Of course, a burger of this over-the-top extravagance cannot be paired with mere french fries — instead, there’s a bottle of 2006 Dom Perignon Champagne served alongside. For perspective, that $1,600 can also buy Houstonians roughly 165 SmokeShack burgers from Shake Shack, 14 40-ounce long bone ribeye steaks from B&B Butchers, and about 20 full tasting menu dinners from chef Jonny Rhodes’s Indigo.
Buckets of Blue Bell
It varies by store and region of course, but a half gallon of Blue Bell ice cream doesn’t usually run more than $6. There are currently 33 flavors of Blue Bell available, which means you could buy seven half gallons of each and every flavor—from Cookie Two Step to Happy Tracks—and still come in well under budget around $1500, after tax.
Whataburger For Days
For the same price as the outrageous burger, you could order 225 Whataburger meals with no cheese, or a whopping 210 Whataburger meals with cheese. Carnivores, rejoice: You could nab 165 Triple Meat Whataburger meals, if you really want to get under Ted Cruz’s skin. If you make it to a Whataburger by 11 am, you could also get 325 Honey Butter Chicken Biscuits, 115 liters of coffee, and about 1625 individual hash browns.
Chicken Express, Chicken Express
Turns out that for $1,600, you could buy every single thing on the Chicken Express menu twice and still have $90 leftover to spend on Tums.
Mountains of Franklin Brisket
Franklin BBQ long ago banned line-sitters, so you couldn’t pay anyone to wait in for you with said cash.
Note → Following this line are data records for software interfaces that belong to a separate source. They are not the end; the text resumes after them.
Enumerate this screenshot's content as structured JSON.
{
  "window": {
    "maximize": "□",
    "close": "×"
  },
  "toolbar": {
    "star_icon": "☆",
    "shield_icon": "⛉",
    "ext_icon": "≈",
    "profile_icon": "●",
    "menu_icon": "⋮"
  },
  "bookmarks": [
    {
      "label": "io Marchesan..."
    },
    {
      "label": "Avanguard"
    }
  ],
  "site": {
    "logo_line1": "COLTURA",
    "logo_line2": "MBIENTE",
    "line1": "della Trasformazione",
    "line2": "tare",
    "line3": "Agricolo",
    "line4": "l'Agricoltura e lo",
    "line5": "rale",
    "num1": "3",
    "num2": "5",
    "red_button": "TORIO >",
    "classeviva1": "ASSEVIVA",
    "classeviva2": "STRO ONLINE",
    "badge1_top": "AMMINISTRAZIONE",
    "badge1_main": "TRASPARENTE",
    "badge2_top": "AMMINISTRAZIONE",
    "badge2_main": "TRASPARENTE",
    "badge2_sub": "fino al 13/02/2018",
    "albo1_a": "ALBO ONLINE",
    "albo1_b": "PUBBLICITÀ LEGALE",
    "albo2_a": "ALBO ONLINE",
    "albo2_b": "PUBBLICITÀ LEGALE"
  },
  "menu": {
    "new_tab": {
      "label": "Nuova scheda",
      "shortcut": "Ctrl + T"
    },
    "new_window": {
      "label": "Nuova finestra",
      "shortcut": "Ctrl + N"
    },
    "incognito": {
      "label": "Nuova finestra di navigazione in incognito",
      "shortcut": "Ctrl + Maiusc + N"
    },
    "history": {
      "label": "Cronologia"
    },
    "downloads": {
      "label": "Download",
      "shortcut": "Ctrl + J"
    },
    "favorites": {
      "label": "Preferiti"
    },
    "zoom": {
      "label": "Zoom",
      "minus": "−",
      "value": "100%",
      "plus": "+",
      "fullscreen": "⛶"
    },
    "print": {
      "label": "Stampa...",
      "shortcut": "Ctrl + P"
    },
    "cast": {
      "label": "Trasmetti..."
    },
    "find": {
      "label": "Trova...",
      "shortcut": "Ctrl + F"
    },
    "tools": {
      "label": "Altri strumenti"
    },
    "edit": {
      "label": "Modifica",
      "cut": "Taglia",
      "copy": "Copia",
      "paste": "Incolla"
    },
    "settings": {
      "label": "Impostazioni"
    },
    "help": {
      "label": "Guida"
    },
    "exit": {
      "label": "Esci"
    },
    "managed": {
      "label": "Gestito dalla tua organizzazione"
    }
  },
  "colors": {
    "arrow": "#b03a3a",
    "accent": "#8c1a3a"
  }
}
Why not pre-order 57 pounds of Aaron Franklin’s brisket and then buy a copy of each of his books instead?
A Lifetime Supply of State Fair Chicken Bread
A night at Dallas’s Rosewood Mansion on Turtle Creek ($622 after taxes), a Lyft Lux Black XL “spacious luxury ride” from the hotel to Fair Park ($50), a ticket to the State Fair ($16.50 if you buy it online ahead of time), 91 orders of Big Red Chicken Bread, and a Big-Red-flavored donut topped with a chicken wing that wears teeny plastic sunglasses ($15 a pop) would run you less than Post Oak’s burger.
Anyone who’s found themselves a couple of Mad Dog Margaritas deep into a “meal” at Austin’s Texas Chili Parlor has joked about splurging on the legendary establishment’s $100 chili dinner: two bowls of chili, one large Caesar salad, and a bottle of Veuve Clicquot. Instead of splurging on a truffly steak sandwich and a bottle of Dom, you could treat yourself to the fanciest item on the Chili Parlor fourteen times after you’ve had two Mad Dog Margaritas and still have enough money leftover to take a cab to Waterloo Records and buy Guy Clark’s Dublin Blues—replete with his own ode to Texas Chili Parlor—on vinyl.
Tons of Bàhn Mí
You could get ten of every bàhn mí on the menu at Houston’s Don Café, then cab it over to one of Roostar Vietnamese Grille’s locations (which the Houston Press decided had 2019’s best bàhn mí) buy ten of every kind of sandwich they offer, then taste test your 220 bàhn mí sandwiches at the Houston Press office.
You Gotcha Kolache
A kolache or koblasnek usually goes for something in between one and three dollars, so let’s say the average Czech treat in West, Texas would cost around $2.50 a pop. With that money you could get roughly twelve whole dozens of kolaches from all four of the bakeries at West’s intersection of I35 and Oak Street/T M W Parkway (Czech Stop, Little Czech Bakery, Slovacek’s and my personal favorite, Gerik’s Ole Czech Bakery & Deli) and also fill up your gas tank before you get back on the road.
120 Texas Tacos You CAN Eat Before You Die
With $1,600, you could order two of every dish we mentioned in our November 2015 taco cover story and have enough left over to buy yourself a subscription to Texas Monthly Magazine for the next eighteen years.